Washington, 30 August 2000 (RFE/RL) - The United States says it is concerned about the safety of Americans traveling or living in Russia, particularly business people. State Department Spokesman Philip Reeker made the comment yesterday amid fresh U.S. criticism of the Russian authorities' treatment of accused spy Edmund Pope. Pope, a former U.S. naval intelligence officer who suffers from a rare form of bone cancer, was detained in April and remains in Moscow's Lefortovo prison. He has denied the charges. The U.S. spokesman called for Pope's immediate release. "We have seen absolutely no evidence that Mr. Pope has violated any Russian laws, and we are both disturbed and concerned that he remains in custody. To the best of my knowledge, no trial date has been set. And we believe, once again, that the Russian government should release Mr. Pope and allow him to return home."

Pope's wife, who has been allowed to visit him, has said he is in a weak condition but that Russia has refused to allow American doctors to see him.
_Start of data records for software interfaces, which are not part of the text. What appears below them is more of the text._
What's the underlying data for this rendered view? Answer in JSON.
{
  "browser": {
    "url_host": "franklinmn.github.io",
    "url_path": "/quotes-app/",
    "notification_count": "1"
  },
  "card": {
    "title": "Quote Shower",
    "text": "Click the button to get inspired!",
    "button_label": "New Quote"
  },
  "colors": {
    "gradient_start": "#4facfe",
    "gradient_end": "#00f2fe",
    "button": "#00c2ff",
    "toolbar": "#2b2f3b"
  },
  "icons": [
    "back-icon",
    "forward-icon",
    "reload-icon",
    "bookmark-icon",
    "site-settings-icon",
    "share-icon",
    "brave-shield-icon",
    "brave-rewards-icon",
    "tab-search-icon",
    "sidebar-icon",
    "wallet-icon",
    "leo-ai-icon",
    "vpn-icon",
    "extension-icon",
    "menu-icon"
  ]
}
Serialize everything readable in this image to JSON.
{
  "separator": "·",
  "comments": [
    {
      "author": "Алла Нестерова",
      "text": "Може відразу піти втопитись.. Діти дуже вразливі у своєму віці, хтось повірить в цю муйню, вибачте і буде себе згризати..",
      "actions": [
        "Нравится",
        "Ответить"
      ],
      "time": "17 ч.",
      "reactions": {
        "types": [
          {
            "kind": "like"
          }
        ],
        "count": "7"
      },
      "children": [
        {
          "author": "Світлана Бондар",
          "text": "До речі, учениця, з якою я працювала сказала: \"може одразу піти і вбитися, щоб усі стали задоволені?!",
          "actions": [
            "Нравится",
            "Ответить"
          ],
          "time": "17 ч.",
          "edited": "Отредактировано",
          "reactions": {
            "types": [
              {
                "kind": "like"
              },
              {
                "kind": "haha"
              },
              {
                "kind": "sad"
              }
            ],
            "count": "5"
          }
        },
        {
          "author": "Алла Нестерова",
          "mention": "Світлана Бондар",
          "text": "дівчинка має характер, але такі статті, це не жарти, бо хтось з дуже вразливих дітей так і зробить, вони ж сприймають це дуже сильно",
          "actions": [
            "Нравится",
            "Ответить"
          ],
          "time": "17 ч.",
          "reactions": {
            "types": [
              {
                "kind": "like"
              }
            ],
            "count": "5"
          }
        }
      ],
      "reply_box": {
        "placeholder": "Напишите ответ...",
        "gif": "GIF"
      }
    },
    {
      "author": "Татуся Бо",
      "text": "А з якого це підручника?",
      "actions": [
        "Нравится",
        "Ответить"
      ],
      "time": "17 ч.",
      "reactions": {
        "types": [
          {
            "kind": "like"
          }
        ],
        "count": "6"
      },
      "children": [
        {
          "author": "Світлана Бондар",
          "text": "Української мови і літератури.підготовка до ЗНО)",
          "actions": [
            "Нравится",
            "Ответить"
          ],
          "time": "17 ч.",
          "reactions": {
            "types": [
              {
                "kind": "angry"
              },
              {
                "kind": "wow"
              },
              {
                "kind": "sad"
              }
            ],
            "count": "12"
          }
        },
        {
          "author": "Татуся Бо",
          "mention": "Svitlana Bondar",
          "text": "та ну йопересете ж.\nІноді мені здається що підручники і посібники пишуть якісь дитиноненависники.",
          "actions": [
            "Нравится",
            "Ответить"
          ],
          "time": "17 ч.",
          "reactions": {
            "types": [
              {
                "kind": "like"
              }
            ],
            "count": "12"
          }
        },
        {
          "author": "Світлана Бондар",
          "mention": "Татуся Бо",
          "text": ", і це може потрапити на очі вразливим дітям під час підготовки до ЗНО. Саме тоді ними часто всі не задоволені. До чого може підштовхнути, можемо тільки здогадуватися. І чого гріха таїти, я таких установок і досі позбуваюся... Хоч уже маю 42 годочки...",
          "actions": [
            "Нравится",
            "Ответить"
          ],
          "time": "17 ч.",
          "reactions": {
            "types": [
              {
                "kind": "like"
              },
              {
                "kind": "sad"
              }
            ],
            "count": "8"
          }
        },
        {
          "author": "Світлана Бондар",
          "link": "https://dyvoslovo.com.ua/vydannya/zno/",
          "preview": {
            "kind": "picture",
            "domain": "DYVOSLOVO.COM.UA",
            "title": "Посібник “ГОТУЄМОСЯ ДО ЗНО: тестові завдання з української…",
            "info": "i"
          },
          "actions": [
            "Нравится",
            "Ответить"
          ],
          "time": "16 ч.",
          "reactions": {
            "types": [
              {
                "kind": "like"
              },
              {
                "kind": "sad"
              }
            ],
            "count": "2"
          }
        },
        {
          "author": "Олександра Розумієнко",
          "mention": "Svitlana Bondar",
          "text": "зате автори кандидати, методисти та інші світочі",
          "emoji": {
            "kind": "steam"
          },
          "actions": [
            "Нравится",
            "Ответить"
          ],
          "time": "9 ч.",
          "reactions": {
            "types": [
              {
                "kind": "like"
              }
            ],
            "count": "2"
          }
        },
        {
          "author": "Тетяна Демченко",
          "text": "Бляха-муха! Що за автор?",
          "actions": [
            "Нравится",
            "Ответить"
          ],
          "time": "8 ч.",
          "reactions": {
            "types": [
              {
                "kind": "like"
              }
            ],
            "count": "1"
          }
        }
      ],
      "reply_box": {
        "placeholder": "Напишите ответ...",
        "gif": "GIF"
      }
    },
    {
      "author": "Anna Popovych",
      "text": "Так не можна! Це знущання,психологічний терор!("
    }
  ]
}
The U.S. State Department spokesman stopped short of advising U.S. citizens not to travel to Russia, but said the "implications" of Russia's handling of the Pope case should be examined.